(ABOUT THIS TASK): Please give nothing except the number of lines in the records below that include the word "icon".

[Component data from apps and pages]
________________________

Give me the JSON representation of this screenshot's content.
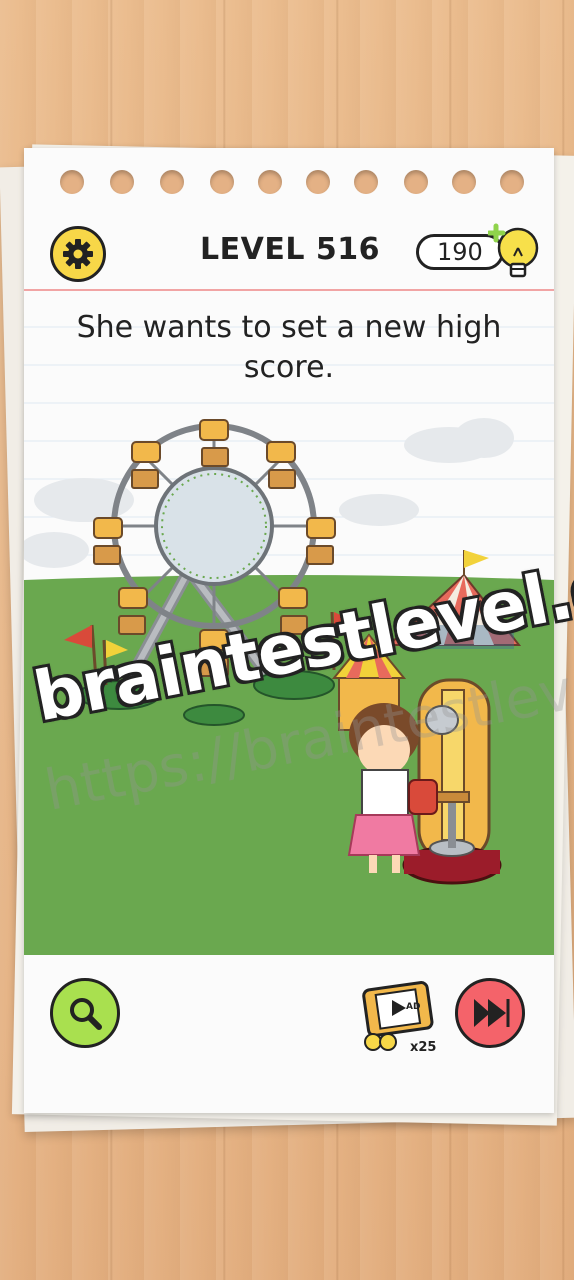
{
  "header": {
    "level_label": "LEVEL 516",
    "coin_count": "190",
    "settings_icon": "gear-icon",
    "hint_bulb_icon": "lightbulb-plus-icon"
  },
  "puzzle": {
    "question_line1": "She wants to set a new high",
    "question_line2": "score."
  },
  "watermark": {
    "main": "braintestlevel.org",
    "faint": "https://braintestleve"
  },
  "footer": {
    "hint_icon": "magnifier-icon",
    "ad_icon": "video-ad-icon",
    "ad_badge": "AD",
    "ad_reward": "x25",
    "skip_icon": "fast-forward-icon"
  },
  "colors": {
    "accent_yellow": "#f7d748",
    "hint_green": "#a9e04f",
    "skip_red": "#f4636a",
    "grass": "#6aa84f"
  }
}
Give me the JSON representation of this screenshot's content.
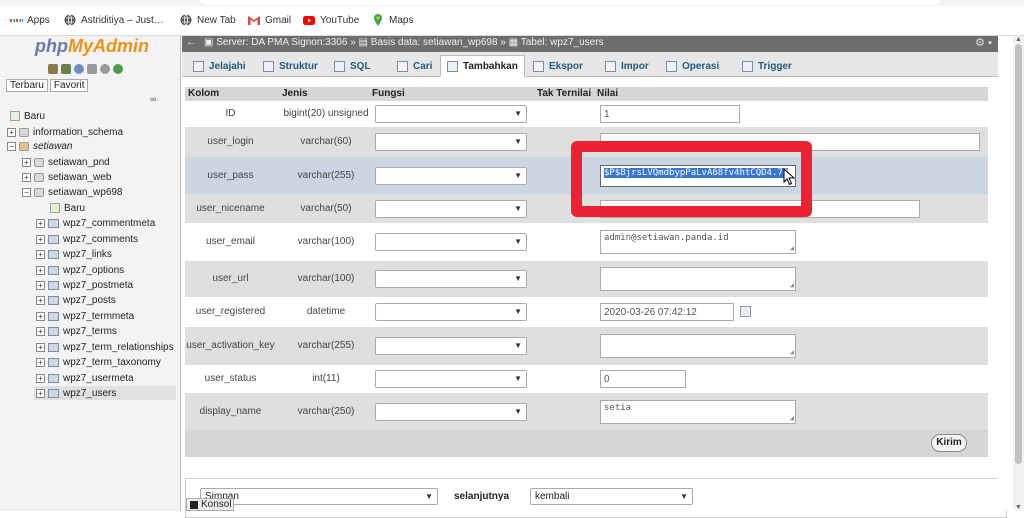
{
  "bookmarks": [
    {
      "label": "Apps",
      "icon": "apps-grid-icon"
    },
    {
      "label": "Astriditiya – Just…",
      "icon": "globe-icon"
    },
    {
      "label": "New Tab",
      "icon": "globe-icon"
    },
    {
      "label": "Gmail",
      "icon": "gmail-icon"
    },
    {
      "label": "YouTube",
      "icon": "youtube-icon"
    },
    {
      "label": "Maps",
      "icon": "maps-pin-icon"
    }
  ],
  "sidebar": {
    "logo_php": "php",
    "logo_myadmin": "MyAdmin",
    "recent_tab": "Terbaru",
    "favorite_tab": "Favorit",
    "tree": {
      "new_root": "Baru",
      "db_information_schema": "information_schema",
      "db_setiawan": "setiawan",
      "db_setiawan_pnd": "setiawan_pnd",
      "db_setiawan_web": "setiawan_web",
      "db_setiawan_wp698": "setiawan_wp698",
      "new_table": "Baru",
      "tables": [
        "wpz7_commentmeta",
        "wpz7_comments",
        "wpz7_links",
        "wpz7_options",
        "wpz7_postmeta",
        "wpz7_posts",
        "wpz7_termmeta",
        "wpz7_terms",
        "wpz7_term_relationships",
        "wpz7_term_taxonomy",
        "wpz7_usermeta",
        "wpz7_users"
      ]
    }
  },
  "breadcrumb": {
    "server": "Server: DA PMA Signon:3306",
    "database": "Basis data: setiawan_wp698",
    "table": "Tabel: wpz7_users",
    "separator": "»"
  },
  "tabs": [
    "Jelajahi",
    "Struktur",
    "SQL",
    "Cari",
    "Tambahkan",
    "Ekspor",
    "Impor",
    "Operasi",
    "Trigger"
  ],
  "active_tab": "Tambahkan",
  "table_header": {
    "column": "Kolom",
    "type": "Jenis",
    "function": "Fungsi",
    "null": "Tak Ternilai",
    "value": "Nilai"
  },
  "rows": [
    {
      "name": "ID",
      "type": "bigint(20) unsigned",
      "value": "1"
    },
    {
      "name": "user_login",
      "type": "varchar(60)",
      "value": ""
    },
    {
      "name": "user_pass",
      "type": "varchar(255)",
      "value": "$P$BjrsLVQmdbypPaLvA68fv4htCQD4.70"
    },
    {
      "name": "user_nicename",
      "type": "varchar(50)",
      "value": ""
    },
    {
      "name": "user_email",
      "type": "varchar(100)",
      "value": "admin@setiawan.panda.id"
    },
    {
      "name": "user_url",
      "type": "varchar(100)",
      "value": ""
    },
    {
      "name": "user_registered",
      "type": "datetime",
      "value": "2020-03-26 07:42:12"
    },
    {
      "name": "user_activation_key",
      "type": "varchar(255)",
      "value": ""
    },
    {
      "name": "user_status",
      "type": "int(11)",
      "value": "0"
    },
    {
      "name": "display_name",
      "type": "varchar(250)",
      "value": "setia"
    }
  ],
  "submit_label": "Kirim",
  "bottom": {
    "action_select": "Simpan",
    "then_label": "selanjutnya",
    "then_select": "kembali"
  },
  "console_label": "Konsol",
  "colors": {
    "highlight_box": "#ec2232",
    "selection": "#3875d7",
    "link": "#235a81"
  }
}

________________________

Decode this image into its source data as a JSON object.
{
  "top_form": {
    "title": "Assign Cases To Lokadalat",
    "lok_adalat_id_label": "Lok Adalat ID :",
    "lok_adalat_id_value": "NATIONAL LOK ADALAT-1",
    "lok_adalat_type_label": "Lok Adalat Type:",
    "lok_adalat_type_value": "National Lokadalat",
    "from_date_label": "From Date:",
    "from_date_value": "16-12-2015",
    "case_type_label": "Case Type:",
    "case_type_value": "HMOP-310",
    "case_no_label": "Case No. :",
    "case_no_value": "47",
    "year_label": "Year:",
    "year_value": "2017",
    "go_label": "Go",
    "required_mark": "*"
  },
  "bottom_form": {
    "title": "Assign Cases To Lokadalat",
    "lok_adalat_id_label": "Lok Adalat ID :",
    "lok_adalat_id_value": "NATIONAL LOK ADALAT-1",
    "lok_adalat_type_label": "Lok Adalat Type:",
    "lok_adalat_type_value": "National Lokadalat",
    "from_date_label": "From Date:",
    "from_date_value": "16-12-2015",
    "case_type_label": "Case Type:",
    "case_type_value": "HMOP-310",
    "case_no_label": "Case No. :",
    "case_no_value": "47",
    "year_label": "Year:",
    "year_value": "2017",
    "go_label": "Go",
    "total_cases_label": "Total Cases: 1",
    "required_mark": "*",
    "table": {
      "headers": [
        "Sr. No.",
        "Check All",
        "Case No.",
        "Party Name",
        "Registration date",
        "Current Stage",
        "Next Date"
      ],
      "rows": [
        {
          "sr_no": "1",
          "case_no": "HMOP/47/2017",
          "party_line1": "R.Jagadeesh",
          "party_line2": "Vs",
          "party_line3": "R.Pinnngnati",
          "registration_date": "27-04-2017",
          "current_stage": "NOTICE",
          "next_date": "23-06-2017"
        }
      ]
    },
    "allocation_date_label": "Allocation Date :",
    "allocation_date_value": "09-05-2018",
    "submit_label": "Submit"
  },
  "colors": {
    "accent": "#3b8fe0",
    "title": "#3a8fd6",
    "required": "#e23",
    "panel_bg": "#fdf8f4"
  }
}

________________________

(WRITTEN SOLUTION): 11